WHAT YOU ARE ASKED TO DO:
Write the records below out again. Match them exactly.

[Opening GIVEN DATA section]

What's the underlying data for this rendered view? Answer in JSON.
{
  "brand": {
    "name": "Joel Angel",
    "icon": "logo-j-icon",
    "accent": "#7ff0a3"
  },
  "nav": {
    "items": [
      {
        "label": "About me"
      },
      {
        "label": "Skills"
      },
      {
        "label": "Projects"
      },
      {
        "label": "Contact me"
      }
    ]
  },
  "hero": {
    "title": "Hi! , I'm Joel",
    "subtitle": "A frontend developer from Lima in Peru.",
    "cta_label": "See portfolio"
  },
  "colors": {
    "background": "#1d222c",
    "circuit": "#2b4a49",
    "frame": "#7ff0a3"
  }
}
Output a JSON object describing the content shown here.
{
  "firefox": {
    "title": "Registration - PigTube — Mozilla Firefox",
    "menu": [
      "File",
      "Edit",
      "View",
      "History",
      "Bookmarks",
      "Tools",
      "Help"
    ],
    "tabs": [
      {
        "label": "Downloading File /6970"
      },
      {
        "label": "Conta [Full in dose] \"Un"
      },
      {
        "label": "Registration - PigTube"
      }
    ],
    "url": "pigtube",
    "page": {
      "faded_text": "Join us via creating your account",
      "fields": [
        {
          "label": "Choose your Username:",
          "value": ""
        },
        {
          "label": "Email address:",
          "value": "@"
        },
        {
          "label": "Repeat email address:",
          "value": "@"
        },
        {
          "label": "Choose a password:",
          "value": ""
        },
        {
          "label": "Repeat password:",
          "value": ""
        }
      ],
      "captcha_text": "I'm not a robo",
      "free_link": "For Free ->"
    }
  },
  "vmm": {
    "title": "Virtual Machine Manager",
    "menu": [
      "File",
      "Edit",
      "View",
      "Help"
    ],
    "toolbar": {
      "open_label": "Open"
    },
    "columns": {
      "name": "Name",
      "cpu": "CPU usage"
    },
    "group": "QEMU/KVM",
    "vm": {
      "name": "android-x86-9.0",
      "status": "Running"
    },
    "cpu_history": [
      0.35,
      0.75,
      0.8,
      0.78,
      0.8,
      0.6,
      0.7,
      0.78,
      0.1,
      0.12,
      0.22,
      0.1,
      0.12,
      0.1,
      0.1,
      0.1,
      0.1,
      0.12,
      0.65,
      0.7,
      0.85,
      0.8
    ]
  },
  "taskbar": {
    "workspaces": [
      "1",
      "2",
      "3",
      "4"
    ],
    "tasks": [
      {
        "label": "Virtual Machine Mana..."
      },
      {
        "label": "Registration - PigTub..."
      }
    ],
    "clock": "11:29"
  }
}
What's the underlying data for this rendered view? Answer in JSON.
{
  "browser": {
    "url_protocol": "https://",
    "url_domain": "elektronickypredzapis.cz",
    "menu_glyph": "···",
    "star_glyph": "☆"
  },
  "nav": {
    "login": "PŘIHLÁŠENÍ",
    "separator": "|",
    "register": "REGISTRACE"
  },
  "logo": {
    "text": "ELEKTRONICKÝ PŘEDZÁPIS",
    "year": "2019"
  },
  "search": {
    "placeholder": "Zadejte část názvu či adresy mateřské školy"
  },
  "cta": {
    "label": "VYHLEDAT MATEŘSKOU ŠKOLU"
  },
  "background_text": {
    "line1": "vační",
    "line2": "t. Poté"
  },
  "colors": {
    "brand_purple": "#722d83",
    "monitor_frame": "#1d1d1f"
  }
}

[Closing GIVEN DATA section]

ANSWER BOX:
What's the underlying data for this rendered view? Answer in JSON.
{
  "brand": {
    "name": "Joel Angel",
    "icon": "logo-j-icon",
    "accent": "#7ff0a3"
  },
  "nav": {
    "items": [
      {
        "label": "About me"
      },
      {
        "label": "Skills"
      },
      {
        "label": "Projects"
      },
      {
        "label": "Contact me"
      }
    ]
  },
  "hero": {
    "title": "Hi! , I'm Joel",
    "subtitle": "A frontend developer from Lima in Peru.",
    "cta_label": "See portfolio"
  },
  "colors": {
    "background": "#1d222c",
    "circuit": "#2b4a49",
    "frame": "#7ff0a3"
  }
}
Output a JSON object describing the content shown here.
{
  "firefox": {
    "title": "Registration - PigTube — Mozilla Firefox",
    "menu": [
      "File",
      "Edit",
      "View",
      "History",
      "Bookmarks",
      "Tools",
      "Help"
    ],
    "tabs": [
      {
        "label": "Downloading File /6970"
      },
      {
        "label": "Conta [Full in dose] \"Un"
      },
      {
        "label": "Registration - PigTube"
      }
    ],
    "url": "pigtube",
    "page": {
      "faded_text": "Join us via creating your account",
      "fields": [
        {
          "label": "Choose your Username:",
          "value": ""
        },
        {
          "label": "Email address:",
          "value": "@"
        },
        {
          "label": "Repeat email address:",
          "value": "@"
        },
        {
          "label": "Choose a password:",
          "value": ""
        },
        {
          "label": "Repeat password:",
          "value": ""
        }
      ],
      "captcha_text": "I'm not a robo",
      "free_link": "For Free ->"
    }
  },
  "vmm": {
    "title": "Virtual Machine Manager",
    "menu": [
      "File",
      "Edit",
      "View",
      "Help"
    ],
    "toolbar": {
      "open_label": "Open"
    },
    "columns": {
      "name": "Name",
      "cpu": "CPU usage"
    },
    "group": "QEMU/KVM",
    "vm": {
      "name": "android-x86-9.0",
      "status": "Running"
    },
    "cpu_history": [
      0.35,
      0.75,
      0.8,
      0.78,
      0.8,
      0.6,
      0.7,
      0.78,
      0.1,
      0.12,
      0.22,
      0.1,
      0.12,
      0.1,
      0.1,
      0.1,
      0.1,
      0.12,
      0.65,
      0.7,
      0.85,
      0.8
    ]
  },
  "taskbar": {
    "workspaces": [
      "1",
      "2",
      "3",
      "4"
    ],
    "tasks": [
      {
        "label": "Virtual Machine Mana..."
      },
      {
        "label": "Registration - PigTub..."
      }
    ],
    "clock": "11:29"
  }
}
What's the underlying data for this rendered view? Answer in JSON.
{
  "browser": {
    "url_protocol": "https://",
    "url_domain": "elektronickypredzapis.cz",
    "menu_glyph": "···",
    "star_glyph": "☆"
  },
  "nav": {
    "login": "PŘIHLÁŠENÍ",
    "separator": "|",
    "register": "REGISTRACE"
  },
  "logo": {
    "text": "ELEKTRONICKÝ PŘEDZÁPIS",
    "year": "2019"
  },
  "search": {
    "placeholder": "Zadejte část názvu či adresy mateřské školy"
  },
  "cta": {
    "label": "VYHLEDAT MATEŘSKOU ŠKOLU"
  },
  "background_text": {
    "line1": "vační",
    "line2": "t. Poté"
  },
  "colors": {
    "brand_purple": "#722d83",
    "monitor_frame": "#1d1d1f"
  }
}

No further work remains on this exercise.